> **Exercise goal**: For each line in the data that includes "JSON", make a copy.

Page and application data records
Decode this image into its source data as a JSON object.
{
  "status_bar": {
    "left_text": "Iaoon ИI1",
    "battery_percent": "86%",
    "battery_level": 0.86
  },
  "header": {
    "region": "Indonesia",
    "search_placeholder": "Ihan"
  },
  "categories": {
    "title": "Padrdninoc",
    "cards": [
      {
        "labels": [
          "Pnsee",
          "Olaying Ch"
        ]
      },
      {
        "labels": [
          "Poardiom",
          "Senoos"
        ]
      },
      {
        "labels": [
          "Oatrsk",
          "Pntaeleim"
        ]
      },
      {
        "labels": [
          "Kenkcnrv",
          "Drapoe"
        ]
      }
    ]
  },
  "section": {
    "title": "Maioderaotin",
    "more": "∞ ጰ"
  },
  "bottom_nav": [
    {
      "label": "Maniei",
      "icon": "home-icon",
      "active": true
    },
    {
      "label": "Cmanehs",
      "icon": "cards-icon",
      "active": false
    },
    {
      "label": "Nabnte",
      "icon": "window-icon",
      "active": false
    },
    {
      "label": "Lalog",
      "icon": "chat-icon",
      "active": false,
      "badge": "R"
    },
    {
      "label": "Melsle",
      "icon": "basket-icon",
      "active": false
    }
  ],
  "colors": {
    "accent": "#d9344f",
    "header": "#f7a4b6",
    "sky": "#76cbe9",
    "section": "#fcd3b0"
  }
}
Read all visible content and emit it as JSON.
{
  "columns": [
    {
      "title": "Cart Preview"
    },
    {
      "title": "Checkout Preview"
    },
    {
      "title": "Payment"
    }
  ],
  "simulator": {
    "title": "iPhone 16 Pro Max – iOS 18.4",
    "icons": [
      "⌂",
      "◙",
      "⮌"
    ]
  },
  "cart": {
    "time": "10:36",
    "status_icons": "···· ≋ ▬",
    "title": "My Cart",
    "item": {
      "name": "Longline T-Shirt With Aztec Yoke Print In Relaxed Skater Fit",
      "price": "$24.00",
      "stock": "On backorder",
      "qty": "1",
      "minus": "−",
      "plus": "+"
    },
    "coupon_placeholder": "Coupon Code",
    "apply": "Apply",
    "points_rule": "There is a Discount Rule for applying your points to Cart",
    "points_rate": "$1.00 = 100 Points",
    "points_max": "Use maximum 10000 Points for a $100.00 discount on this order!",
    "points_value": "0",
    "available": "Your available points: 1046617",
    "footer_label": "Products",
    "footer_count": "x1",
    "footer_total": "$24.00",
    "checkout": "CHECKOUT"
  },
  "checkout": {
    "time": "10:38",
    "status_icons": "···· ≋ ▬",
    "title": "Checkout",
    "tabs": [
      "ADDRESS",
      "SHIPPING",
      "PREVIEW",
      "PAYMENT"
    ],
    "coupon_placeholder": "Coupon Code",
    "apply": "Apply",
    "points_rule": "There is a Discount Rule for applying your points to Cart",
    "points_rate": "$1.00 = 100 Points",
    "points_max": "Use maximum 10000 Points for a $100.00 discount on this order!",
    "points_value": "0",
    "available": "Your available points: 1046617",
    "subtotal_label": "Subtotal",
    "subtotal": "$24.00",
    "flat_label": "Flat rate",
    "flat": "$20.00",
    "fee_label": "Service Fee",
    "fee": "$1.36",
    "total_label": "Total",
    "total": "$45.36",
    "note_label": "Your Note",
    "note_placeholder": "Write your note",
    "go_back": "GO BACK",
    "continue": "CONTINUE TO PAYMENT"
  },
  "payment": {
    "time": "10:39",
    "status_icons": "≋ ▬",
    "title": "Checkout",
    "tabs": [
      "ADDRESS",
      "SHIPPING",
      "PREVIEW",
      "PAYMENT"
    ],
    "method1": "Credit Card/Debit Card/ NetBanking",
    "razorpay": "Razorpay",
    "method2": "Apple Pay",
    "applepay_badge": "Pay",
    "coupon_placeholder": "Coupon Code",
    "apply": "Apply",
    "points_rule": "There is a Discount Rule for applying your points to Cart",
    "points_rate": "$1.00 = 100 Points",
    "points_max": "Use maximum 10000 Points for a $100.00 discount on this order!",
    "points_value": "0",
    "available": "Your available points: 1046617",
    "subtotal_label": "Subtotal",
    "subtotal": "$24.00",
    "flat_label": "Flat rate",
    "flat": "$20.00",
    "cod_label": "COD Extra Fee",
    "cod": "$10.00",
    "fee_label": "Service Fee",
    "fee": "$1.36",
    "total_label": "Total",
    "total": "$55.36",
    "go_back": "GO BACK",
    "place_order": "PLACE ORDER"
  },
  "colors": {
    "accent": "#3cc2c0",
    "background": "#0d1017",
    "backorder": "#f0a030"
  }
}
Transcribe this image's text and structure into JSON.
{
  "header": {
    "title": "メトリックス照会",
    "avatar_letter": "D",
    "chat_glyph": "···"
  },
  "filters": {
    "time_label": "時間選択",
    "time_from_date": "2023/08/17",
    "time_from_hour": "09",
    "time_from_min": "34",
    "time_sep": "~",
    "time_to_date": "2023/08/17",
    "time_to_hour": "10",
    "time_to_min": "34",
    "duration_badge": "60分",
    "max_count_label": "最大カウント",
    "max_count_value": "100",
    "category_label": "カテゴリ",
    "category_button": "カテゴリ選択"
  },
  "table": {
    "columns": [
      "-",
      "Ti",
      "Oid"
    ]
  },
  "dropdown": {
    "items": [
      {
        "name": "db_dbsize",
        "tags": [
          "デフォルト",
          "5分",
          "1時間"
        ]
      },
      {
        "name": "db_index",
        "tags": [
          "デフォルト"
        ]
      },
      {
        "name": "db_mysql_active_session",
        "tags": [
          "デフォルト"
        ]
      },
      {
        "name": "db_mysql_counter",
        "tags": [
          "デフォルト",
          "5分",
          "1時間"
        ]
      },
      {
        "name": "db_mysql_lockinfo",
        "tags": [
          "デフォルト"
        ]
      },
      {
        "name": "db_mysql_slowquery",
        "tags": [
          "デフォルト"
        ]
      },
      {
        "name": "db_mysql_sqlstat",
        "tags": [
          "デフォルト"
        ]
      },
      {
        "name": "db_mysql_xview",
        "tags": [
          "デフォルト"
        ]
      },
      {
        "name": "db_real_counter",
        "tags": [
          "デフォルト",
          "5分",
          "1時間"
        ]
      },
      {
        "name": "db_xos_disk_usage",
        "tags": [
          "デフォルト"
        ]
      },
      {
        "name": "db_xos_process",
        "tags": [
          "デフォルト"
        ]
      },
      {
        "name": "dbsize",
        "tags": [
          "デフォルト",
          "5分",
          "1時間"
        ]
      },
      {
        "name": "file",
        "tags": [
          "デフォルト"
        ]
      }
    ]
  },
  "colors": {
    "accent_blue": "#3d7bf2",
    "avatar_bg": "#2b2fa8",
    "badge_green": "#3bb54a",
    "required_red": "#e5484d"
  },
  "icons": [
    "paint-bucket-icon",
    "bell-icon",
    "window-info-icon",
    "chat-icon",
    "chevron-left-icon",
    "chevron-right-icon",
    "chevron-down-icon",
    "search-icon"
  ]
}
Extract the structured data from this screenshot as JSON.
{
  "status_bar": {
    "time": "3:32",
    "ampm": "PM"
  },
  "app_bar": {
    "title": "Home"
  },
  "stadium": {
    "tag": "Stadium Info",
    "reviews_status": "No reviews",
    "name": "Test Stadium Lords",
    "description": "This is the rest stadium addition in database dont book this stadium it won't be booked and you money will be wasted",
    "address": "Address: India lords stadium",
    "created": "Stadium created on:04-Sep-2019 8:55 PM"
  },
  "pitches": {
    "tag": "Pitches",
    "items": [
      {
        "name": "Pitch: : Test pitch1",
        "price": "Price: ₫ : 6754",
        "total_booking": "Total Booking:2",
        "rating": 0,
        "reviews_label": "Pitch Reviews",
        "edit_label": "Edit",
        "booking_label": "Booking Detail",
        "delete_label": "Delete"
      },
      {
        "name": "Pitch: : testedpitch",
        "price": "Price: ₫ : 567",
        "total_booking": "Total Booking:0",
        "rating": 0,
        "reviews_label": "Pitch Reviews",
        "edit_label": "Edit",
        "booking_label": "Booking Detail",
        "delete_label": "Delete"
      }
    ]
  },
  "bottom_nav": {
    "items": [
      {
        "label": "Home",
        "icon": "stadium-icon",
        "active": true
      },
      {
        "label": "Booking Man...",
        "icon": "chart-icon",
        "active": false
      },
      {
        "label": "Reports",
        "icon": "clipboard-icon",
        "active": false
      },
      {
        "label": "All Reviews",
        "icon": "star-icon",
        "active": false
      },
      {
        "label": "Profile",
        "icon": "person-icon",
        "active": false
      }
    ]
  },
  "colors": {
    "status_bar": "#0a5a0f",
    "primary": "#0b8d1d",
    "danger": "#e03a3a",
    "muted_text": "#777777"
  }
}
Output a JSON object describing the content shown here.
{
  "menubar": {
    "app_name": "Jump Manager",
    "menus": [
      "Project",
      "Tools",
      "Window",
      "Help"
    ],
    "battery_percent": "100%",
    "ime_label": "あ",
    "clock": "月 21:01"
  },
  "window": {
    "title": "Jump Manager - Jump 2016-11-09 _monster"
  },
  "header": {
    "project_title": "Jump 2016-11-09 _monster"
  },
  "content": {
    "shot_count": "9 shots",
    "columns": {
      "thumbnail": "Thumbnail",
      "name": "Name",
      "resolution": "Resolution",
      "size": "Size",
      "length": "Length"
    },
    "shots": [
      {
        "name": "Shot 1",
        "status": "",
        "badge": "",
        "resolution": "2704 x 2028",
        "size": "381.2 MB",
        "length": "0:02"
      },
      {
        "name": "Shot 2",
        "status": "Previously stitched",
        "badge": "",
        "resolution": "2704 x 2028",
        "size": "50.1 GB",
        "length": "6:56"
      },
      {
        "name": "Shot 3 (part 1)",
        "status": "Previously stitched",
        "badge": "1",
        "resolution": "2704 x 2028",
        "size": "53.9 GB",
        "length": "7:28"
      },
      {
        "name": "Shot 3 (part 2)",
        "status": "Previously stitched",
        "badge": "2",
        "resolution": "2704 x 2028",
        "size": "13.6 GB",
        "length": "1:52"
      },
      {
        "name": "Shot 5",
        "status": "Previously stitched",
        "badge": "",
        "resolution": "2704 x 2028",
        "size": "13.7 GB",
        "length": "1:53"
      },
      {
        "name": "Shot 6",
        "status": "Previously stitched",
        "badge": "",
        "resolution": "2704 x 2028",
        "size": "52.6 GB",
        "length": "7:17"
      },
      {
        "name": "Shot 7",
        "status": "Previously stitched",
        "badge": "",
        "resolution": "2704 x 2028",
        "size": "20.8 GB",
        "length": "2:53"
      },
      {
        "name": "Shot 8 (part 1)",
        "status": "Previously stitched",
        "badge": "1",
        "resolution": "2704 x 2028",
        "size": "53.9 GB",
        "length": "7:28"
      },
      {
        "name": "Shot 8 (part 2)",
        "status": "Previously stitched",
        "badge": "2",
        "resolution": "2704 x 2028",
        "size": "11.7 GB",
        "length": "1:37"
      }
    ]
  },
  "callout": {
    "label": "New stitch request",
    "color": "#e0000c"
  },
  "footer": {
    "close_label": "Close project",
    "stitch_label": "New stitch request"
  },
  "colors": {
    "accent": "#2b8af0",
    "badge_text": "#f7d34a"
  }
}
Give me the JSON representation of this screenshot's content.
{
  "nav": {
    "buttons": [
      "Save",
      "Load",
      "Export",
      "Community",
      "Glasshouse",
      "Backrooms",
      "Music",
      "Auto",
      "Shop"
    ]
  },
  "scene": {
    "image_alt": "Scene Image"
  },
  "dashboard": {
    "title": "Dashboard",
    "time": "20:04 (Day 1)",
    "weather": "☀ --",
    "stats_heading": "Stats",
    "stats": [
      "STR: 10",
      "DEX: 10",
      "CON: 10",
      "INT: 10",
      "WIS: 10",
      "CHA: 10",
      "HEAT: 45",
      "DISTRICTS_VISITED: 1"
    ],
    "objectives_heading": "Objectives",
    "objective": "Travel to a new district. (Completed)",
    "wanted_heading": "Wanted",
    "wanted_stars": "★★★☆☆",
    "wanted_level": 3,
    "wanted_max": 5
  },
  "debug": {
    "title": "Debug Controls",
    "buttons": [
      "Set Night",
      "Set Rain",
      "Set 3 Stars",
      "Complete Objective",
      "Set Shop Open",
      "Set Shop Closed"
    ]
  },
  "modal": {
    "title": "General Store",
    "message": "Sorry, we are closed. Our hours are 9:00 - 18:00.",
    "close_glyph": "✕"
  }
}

> **The answer**:
Decode this image into its source data as a JSON object.
Read all visible content and emit it as JSON.
Transcribe this image's text and structure into JSON.
Extract the structured data from this screenshot as JSON.
Output a JSON object describing the content shown here.
Give me the JSON representation of this screenshot's content.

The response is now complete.